INSTRUCTIONS FOR THE TASK
Please show every line in the entries below that includes the word "active".

DATA TO PROCESS
________________________________________
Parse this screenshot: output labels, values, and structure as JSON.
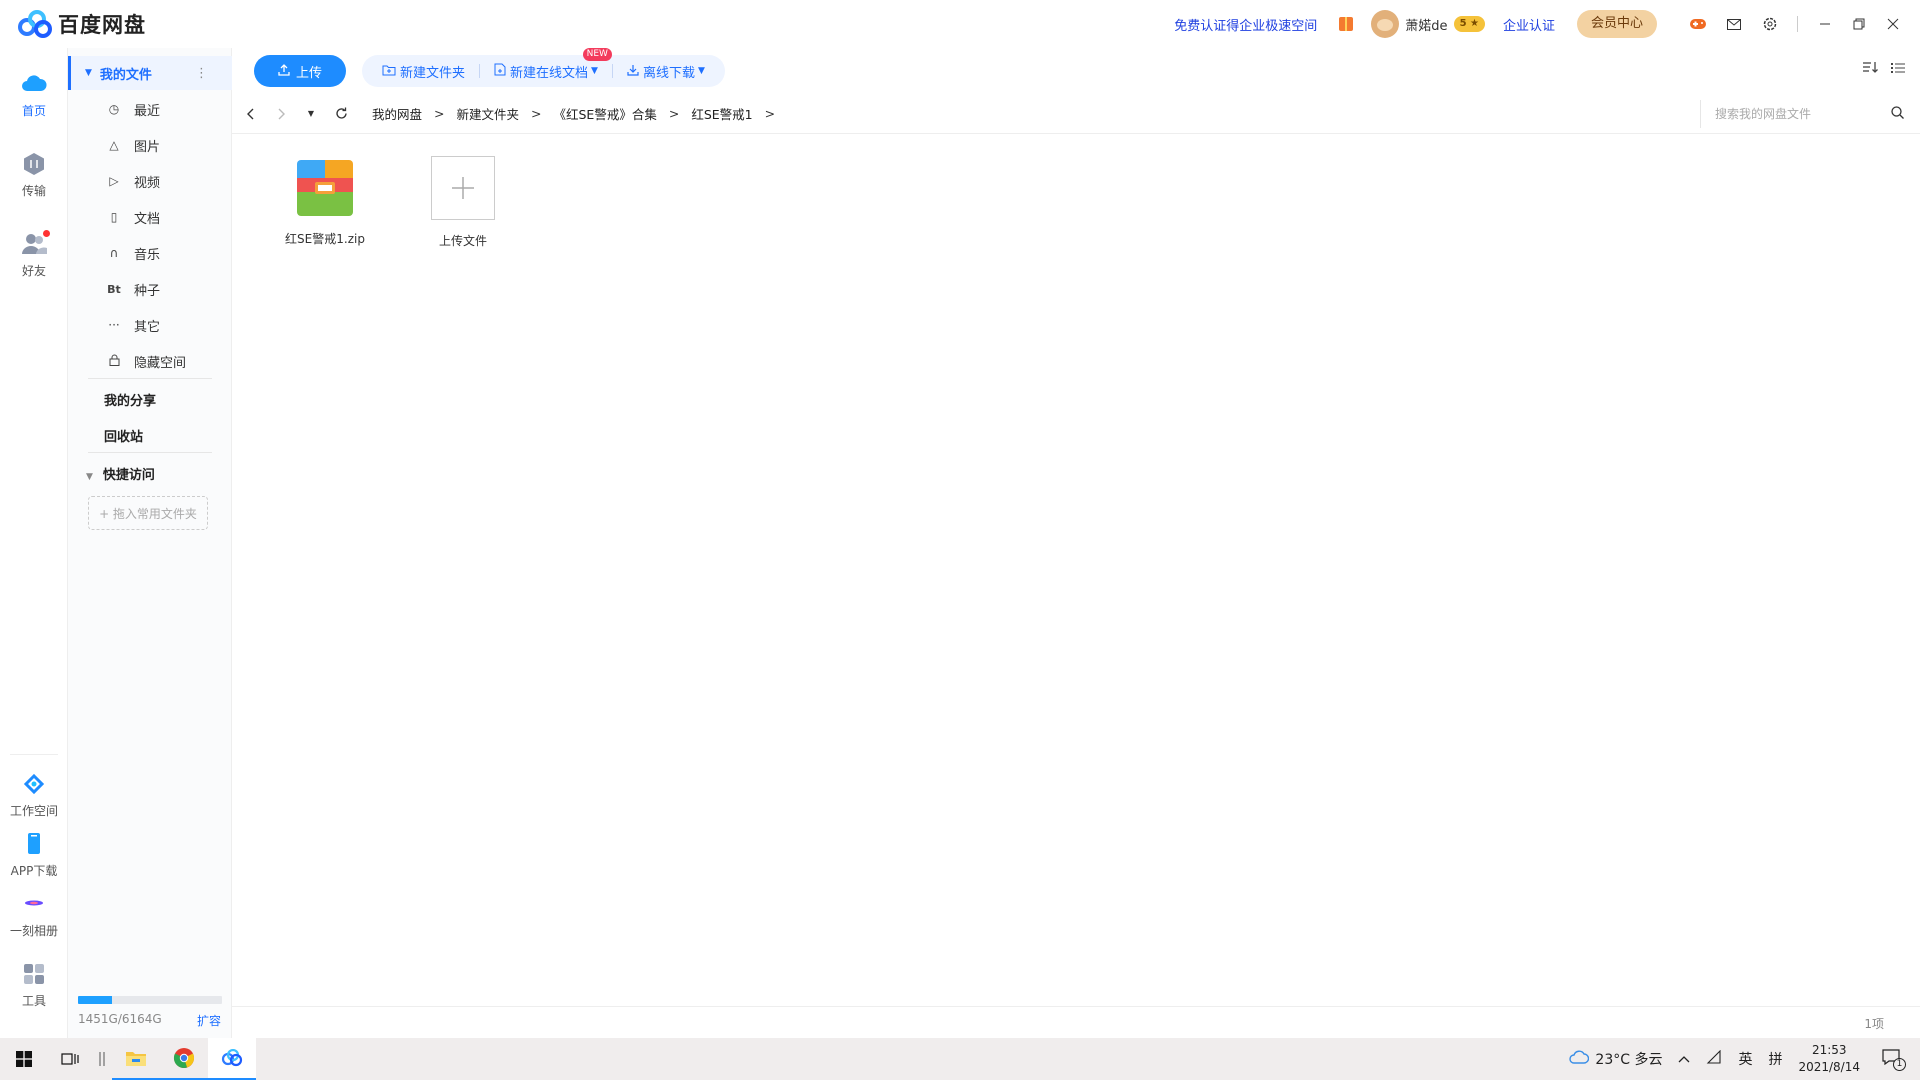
{
  "app": {
    "title": "百度网盘"
  },
  "titlebar": {
    "promo": "免费认证得企业极速空间",
    "username": "萧婼de",
    "level": "5 ★",
    "enterprise_cert": "企业认证",
    "vip_center": "会员中心",
    "icons": [
      "gift-icon",
      "game-icon",
      "mail-icon",
      "settings-icon"
    ],
    "window_controls": [
      "minimize",
      "restore",
      "close"
    ]
  },
  "rail": {
    "items": [
      {
        "label": "首页",
        "icon": "cloud-icon",
        "active": true
      },
      {
        "label": "传输",
        "icon": "transfer-icon",
        "active": false
      },
      {
        "label": "好友",
        "icon": "friends-icon",
        "active": false,
        "has_dot": true
      }
    ],
    "bottom_items": [
      {
        "label": "工作空间",
        "icon": "workspace-icon"
      },
      {
        "label": "APP下载",
        "icon": "phone-icon"
      },
      {
        "label": "一刻相册",
        "icon": "album-icon"
      },
      {
        "label": "工具",
        "icon": "tools-icon"
      }
    ]
  },
  "sidebar": {
    "header": "我的文件",
    "categories": [
      {
        "label": "最近",
        "icon": "clock-icon"
      },
      {
        "label": "图片",
        "icon": "image-icon"
      },
      {
        "label": "视频",
        "icon": "play-icon"
      },
      {
        "label": "文档",
        "icon": "document-icon"
      },
      {
        "label": "音乐",
        "icon": "headphone-icon"
      },
      {
        "label": "种子",
        "icon": "bt-icon"
      },
      {
        "label": "其它",
        "icon": "more-icon"
      },
      {
        "label": "隐藏空间",
        "icon": "lock-icon"
      }
    ],
    "my_share": "我的分享",
    "recycle": "回收站",
    "quick_access": "快捷访问",
    "drop_hint": "+ 拖入常用文件夹",
    "storage": {
      "text": "1451G/6164G",
      "used_fraction": 0.235,
      "expand": "扩容"
    }
  },
  "toolbar": {
    "upload": "上传",
    "new_folder": "新建文件夹",
    "new_online_doc": "新建在线文档",
    "new_badge": "NEW",
    "offline_download": "离线下载"
  },
  "navbar": {
    "breadcrumbs": [
      "我的网盘",
      "新建文件夹",
      "《红SE警戒》合集",
      "红SE警戒1"
    ],
    "search_placeholder": "搜索我的网盘文件"
  },
  "files": [
    {
      "name": "红SE警戒1.zip",
      "type": "zip"
    },
    {
      "name": "上传文件",
      "type": "upload"
    }
  ],
  "footer": {
    "count": "1项"
  },
  "taskbar": {
    "weather": "23°C 多云",
    "ime_lang": "英",
    "ime_mode": "拼",
    "time": "21:53",
    "date": "2021/8/14",
    "notifications": "1"
  }
}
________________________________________
ANSWER
        "active": true
        "active": false
        "active": false,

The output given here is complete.